Method & Utilization
The process below could be done in an iterative or waterfall fashion. It should be methodology agnostic. My recommendation would be to start using this on a small, non-critical project in your enterprise. See how it works and decide how to scale it from there. I see this as a technique pattern for situations where your requirements may change frequently, have a complex and intricate data domain, or your team is global. Lastly, I do realize this process is fairly basic……my intention is to start high level and as we see what works/doesn’t work we iterate back through and add more details or changes.
Fear of the Camera – This is probably one of the most difficult issues. Some folks have trouble speaking up in meetings…let alone in front of a camera. So a sufficiently skilled orchestrator should recognize when this is occurring and attempt to bring that person into the conversation or, if completely unwilling to talk up, the orchestrator should pull that person aside, after the meeting, and have a candid discussion about whether they would like to continue participating. It may be necessary to get a proxy to stand in for him/her.
Change – Using requirements documentaries is a big change in format. It won’t go smoothly at first and that’s why I recommend approaching it on a small non-critical project at first. Work out the kinks, and the issues with a group that sees the potential benefit. Use all your change management skills and recognize the loss cycle associated with any big change. Some may see it as opportunity, and yet others will see it as a threat.
Equipment problems – one of the reasons I stress using 2 cameras ( video and still ) for recording the requirements events: Murphy’s Law.
Legal, Organizational Policy Issues – in some countries and companies recording by video is against the laws or corporate rules. Check with your counsel before embarking on a project using a requirements documentary. Legal representatives and corporate leaders who see value in this method may need to sit down and amend rules to allow this form of requirements gathering.
Politics – Recording things on video is a way of preserving the context around the requirements in addition to the actual meat, logic of the system. It’s intended benefit it to preserve for future team members and current team members the mood, background, motivations, and reasoning behind what they are building. This is the ideal side, but there is a less rosy edge to this. Politics arise in almost any company, and documenting decisions on video could open the door to misuse for devious ends. A company’s leadership embracing requirements documentaries should recognize this and put controls in place for those seeking political gain from manipulating the format.

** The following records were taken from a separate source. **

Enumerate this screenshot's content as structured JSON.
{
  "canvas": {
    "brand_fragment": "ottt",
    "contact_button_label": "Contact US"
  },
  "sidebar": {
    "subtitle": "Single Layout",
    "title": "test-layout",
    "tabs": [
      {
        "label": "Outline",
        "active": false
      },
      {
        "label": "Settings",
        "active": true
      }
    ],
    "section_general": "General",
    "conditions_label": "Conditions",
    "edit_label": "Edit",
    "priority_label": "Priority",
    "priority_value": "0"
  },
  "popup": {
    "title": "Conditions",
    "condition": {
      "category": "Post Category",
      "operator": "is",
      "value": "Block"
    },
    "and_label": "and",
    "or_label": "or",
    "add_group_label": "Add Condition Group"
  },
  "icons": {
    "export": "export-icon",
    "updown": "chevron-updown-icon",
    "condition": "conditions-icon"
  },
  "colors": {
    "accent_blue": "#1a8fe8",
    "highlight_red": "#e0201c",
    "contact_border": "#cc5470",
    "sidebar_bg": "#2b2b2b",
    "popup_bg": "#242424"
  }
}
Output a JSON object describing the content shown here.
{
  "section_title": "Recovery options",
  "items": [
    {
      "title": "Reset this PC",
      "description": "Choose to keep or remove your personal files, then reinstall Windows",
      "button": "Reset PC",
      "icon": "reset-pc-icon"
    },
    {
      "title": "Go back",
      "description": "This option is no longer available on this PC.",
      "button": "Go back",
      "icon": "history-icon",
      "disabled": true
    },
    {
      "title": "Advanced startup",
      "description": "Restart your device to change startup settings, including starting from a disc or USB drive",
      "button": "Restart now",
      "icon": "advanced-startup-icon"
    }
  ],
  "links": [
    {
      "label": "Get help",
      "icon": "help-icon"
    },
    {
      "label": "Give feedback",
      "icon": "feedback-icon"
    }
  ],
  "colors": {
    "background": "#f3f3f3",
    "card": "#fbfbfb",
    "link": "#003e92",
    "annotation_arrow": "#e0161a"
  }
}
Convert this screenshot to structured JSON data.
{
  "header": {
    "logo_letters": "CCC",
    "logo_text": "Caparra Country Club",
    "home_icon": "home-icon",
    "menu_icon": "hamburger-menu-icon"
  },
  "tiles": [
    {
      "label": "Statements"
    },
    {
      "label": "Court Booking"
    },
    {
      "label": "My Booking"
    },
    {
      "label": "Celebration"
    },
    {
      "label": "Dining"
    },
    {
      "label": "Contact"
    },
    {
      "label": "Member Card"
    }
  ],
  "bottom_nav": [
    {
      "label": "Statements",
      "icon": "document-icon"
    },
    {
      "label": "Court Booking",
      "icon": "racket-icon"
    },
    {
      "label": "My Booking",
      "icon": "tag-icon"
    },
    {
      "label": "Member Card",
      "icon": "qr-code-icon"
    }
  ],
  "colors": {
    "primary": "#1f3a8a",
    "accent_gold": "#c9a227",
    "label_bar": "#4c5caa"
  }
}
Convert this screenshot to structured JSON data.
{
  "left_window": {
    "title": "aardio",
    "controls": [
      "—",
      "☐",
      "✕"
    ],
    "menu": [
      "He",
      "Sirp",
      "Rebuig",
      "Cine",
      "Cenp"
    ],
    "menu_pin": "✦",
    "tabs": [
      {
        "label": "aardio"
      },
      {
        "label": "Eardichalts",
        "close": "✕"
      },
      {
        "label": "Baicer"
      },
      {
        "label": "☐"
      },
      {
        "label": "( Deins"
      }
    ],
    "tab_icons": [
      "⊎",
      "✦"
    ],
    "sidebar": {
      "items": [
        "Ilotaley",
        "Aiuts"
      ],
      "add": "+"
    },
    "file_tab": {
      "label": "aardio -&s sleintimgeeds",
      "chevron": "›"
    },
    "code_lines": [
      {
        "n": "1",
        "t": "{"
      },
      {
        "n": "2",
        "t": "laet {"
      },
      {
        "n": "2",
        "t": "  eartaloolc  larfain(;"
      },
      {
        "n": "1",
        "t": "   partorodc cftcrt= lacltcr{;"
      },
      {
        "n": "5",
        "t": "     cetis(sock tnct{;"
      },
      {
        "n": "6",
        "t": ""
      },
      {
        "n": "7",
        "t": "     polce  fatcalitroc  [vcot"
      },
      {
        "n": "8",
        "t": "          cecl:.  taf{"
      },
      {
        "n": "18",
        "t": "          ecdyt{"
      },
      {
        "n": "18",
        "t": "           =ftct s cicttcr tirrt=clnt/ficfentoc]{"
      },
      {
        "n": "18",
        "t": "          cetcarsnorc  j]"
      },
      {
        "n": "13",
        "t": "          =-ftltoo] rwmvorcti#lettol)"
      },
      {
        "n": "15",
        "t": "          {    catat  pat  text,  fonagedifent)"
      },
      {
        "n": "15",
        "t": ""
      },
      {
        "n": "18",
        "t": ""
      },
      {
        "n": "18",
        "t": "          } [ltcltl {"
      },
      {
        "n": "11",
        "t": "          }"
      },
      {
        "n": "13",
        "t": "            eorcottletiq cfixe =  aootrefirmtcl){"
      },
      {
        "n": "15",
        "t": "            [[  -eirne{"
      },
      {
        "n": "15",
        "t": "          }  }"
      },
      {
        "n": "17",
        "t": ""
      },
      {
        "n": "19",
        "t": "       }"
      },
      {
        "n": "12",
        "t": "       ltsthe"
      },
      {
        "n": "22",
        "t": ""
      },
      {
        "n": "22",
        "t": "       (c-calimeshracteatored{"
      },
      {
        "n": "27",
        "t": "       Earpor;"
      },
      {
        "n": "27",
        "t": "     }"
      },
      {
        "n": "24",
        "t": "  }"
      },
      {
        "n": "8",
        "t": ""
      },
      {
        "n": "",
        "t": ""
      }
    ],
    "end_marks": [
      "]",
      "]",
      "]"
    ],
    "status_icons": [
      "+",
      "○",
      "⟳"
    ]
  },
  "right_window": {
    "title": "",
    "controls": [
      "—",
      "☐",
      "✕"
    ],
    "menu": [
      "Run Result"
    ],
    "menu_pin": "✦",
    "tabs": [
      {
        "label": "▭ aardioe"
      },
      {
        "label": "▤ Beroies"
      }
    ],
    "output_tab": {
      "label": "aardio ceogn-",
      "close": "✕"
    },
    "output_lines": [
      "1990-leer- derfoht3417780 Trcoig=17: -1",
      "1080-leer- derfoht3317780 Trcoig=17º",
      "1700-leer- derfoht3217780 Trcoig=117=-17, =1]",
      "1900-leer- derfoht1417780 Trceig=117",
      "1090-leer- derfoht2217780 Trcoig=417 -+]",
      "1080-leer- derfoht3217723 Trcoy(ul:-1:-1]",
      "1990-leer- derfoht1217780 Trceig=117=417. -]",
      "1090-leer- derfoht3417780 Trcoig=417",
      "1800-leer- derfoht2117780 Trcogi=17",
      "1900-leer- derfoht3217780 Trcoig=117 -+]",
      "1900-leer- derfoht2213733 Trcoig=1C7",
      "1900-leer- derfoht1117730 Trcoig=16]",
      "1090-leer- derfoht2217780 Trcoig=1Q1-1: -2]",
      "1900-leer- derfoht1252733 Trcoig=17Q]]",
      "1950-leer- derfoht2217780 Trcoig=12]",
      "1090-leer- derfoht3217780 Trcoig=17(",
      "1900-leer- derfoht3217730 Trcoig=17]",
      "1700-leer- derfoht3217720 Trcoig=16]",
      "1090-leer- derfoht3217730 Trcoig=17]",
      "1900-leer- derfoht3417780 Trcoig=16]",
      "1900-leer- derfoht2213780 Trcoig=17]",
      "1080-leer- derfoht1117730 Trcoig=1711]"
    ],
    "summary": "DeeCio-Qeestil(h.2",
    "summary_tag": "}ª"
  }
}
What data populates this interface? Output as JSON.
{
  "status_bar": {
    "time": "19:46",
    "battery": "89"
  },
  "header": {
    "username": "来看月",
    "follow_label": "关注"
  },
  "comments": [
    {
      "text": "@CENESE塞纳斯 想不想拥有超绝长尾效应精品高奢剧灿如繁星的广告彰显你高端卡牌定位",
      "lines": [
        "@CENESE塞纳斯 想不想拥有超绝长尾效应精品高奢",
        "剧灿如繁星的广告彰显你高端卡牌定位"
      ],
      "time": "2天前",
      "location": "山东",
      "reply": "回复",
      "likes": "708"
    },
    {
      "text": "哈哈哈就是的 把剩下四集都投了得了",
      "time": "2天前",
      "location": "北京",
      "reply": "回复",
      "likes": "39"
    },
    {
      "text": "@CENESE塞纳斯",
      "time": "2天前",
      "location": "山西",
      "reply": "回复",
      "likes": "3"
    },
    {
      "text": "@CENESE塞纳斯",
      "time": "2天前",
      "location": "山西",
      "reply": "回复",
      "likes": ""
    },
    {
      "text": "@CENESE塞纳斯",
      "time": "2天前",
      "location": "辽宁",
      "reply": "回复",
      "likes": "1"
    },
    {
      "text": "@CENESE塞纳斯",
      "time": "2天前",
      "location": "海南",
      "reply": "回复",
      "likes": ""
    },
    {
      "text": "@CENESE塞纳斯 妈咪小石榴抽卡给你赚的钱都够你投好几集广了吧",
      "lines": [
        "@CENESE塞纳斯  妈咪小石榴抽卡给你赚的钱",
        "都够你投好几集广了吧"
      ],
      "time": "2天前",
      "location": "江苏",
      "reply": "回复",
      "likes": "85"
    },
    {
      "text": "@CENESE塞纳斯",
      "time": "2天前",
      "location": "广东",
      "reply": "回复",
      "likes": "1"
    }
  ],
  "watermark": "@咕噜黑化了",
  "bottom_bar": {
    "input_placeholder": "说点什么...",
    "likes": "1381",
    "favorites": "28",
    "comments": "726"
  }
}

Requirements risk exists on all projects to a greater or lesser degree. The intention of this technique is to help mitigate that risk and provide continuity through time for a system’s definition. I don’t suspect this will alleviate all requirements issues. I’m too jaded by experience to think there are panaceas to every problem. But there is some good evidence in the world of psychology and Hollywood that motion pictures are more memorable and understood more easily/rapidly. You can see this for yourself. When you left the theatre after seeing “The Green Lantern” did you not understand it? Was it totally lost on you? Now what if I drafted that movie into a requirements document? Logic aside…my hope is that we can catch our requirements gathering process up with the technologies that we have today for gathering that information. If you try this technique….feel free to comment and let me know your experiences. I’ll be anxious to hear them.